Lawyers are already talking about a right to cognitive liberty. It would entitle people to make free and competent decisions regarding the use of technology that can affect their thoughts. A right to mental privacy would protect individuals against this nonconsensual intrusion by third parties into their brain data, as well as against the unauthorized collection of those data.
Breaches of privacy at the neural level could be more dangerous than conventional ones because they can bypass the level of conscious reasoning, leaving us without protections from having our mind read involuntarily. This risk applies not only to predatory marketing studies or to courts using such technology excessively but also to applications that would affect general consumers.
This last category is growing. Recently, Facebook unveiled a plan to create a speech-to-text interface to translate thoughts directly from brain to computer. Similar attempts are being made by companies such as Samsung and Netflix. In the future, brain control could replace the keyboard and speech recognition as the primary way to interact with computers.
If brain-scanning tools become ubiquitous, novel possibilities for misuse will arise, cybersecurity breaches included. Medical devices connected to the brain are vulnerable to sabotage.
Such potential for misuse might prompt us to reconceptualize the right to mental integrity, already recognized as a fundamental human right to mental health. This new understanding would not only protect people from being denied access to treatment for mental illness but would also protect all of us from harmful manipulations of our neural activity through the misuse of technology.
Now we know about this new technology and that it is now scientifically possible to use neurospecific controls on humans I believe that targeted individuals or those who feel that they being bombarded with mind control stalking or harassment – should be allowed the right to proof of psychological continuity.
They have a right to be heard without judgment and should be able to prove psychological continuity in such matters or alleged psychographic attacks.
A right to psychological continuity might preserve people’s mental life from external alteration by third parties.

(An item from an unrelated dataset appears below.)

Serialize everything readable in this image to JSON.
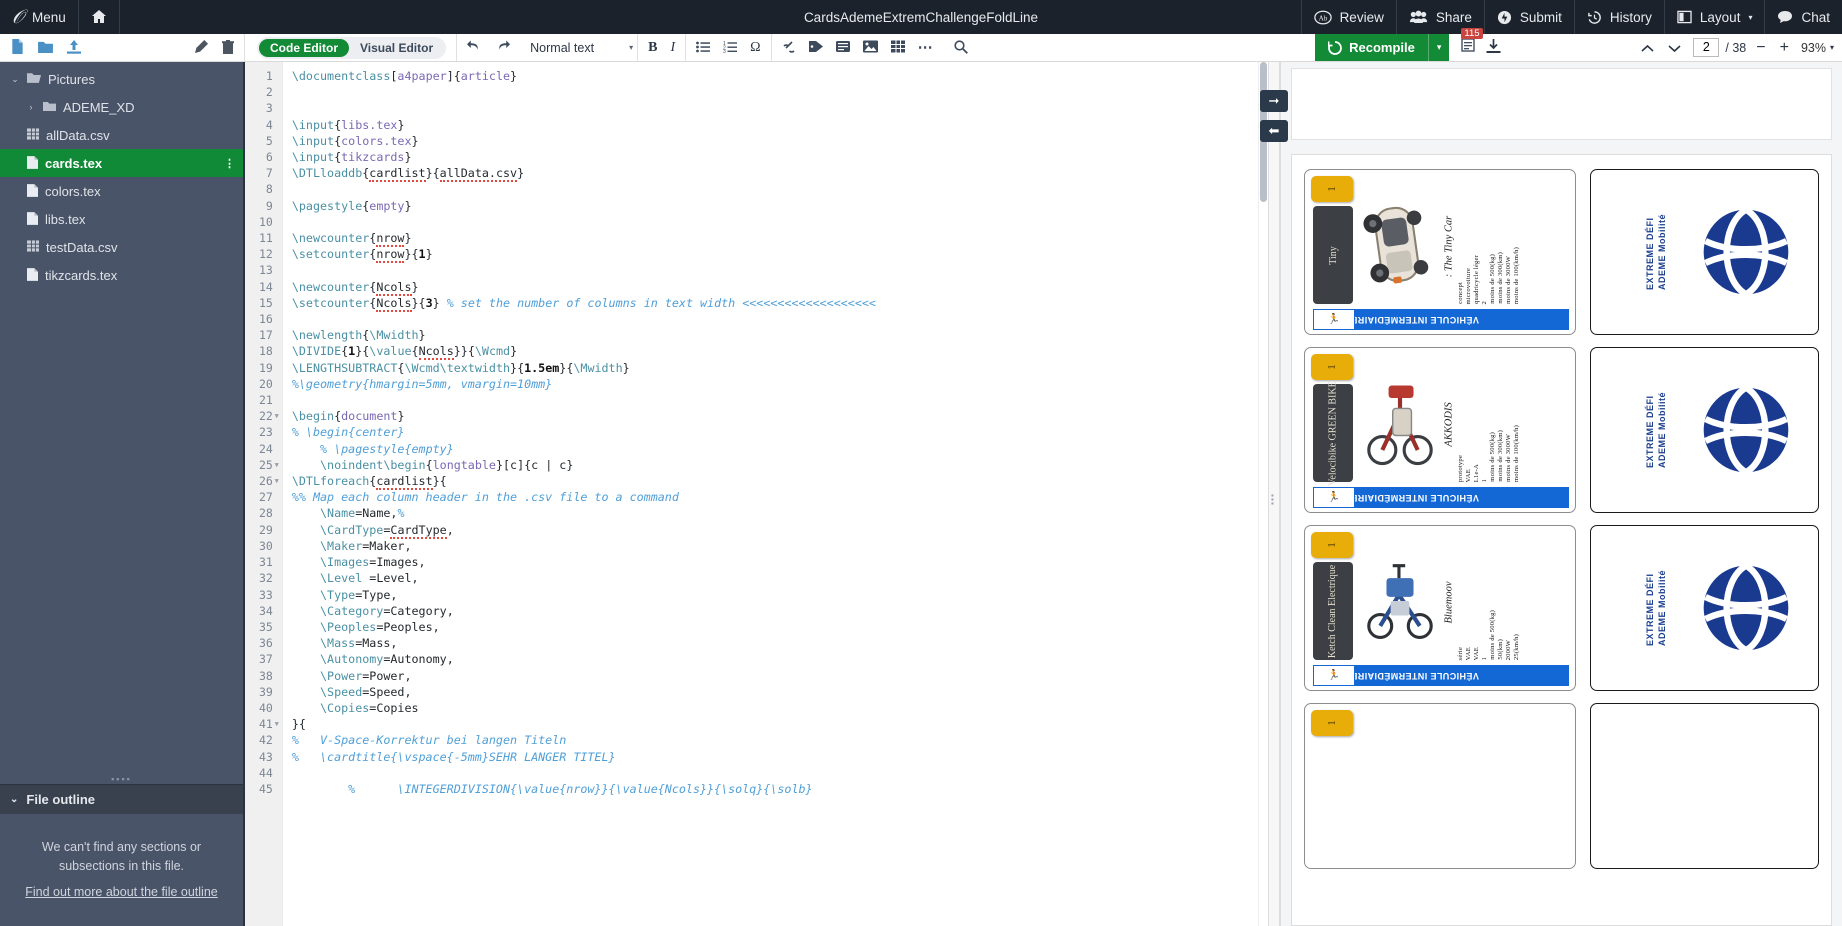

Now that we know this technology is in our 5G future we need an open debate involving neuroscientists, legal experts, ethicists and general citizens in order to guarantee neurospecific rights.